Grumping about pricing aside, Rather Be the Devil is Late Rebus (Continuing), and extremely enjoyable. Far more concise and focused than the early Rankins, and, dare I say it, relaxed. It offers considerable pleasure alongside a nagging sense of doom. Rebus must die, will die and you sense the author knows that, but can’t bear the thought. The wait for cancer results may be pushing it a bit, though...great music choices, the delights of various restaurants and of course the Oxford Bar. Rankin’s cruising here, but Rebus undoubtedly knows there’s an iceberg ahead,
Police At The Station And They Don’t Seem Friendly - a ‘Troubler’ as some call Northern Irish political thrillers - is among the best of the superb Duffy series from McKinty. Some find these books a bit broad-brush but the speed, wit, sense of place and history are, to my mind, irresistible. Duffy’s Catholicism is very much on display in this latest book, which looks at some extremely unpleasant aspects of Ulster’s past policing, in the form of the infamous ‘B Specials’. Assured plotting, the best gunfight descriptions in the business, vast quantities of drink, drugs and fast cars...that was Royal Ulster Constabulary life in 80s, folks! I absolutely loved this book which in its hectic, full-on humour, constant threat of violence and looming tragedy, captures the more lurid aspects of Norther Irish life you will find nowhere else in literature. And it doesn't even come close to Altnagelvin A&E on any Saturday night.
Pricing problems looming again, this time for a text which, as I write, isn’t out yet. I loved (see Thrillfilters past) the first Mishka Ben-David book to be released in English, Duet in Beirut. Now Final Stop Algiers, which I read pre-release, offers even more insights into the strangely casual world of Mossad missions

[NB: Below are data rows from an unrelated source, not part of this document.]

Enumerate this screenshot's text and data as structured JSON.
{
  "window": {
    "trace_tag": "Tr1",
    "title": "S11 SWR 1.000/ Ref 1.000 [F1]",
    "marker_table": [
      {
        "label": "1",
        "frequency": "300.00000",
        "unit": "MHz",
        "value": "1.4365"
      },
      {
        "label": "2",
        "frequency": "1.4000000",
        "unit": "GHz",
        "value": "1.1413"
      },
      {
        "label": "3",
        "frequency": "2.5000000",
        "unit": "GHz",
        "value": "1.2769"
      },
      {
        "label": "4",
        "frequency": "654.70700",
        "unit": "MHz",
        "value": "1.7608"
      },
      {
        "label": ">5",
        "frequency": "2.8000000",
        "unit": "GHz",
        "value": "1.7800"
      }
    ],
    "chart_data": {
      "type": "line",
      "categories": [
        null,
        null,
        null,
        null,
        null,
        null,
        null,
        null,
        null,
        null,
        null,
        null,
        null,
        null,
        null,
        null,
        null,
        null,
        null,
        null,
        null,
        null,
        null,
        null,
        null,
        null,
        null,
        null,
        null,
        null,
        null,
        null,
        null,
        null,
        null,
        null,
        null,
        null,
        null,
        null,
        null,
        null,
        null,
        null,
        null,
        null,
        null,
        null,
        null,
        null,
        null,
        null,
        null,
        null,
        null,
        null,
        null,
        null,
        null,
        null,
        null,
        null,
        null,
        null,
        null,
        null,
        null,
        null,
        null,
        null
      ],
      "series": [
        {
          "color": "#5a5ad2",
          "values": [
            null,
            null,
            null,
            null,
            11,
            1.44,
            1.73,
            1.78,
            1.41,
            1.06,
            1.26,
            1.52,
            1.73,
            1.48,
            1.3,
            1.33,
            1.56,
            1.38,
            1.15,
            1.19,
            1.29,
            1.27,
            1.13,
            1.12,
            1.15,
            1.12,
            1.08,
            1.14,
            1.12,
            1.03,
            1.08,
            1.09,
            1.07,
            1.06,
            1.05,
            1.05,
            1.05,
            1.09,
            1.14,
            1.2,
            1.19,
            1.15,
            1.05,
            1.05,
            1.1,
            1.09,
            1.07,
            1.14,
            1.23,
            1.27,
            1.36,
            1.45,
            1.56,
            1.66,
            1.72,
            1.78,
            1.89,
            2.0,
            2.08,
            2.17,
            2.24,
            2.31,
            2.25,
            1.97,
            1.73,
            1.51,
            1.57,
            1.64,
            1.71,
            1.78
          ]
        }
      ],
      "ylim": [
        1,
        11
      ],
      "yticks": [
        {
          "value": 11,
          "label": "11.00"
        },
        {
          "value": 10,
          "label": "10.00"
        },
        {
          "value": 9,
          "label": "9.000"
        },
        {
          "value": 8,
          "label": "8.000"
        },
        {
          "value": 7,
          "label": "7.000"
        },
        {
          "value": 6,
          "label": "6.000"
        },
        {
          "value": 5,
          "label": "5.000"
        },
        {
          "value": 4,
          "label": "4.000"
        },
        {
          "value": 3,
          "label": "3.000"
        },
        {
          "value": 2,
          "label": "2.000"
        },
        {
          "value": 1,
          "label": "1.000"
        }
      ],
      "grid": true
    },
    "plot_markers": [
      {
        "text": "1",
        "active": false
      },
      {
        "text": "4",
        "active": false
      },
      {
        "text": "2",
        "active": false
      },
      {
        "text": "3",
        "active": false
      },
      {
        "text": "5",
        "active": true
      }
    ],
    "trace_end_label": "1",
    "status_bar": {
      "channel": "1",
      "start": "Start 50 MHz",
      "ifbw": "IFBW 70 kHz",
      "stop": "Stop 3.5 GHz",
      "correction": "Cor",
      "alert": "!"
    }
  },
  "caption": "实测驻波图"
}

At first, this tale of a would-be artist recruited into counter-intelligence seems oddly deliberate, then romantic and unlikely. But Ben-David writes as a former Mossad officer and has always stressed in interviews that he keeps his books as realistic as possible. Finally, it occurs to you that this is what it’s really like, right down to the matter-of-fact approach to death and violence, meted out as part of the job and described with great candour.
The final section of the book, detailing a mission to Algeria, grips not because it’s particularly well written (and I don’t think the translation is as colloquial as Duet in Beirut) but because you know it’s really like this. Terrifying, compulsive and uncompromisingly patriotic, there is nothing like Ben-David’s work in the thrillersphere. Powerful, memorable stuff.
But expensive. £11.99 in paperback on release to pre-order and £9.49 on Kindle. Then again, I got mine for nothing...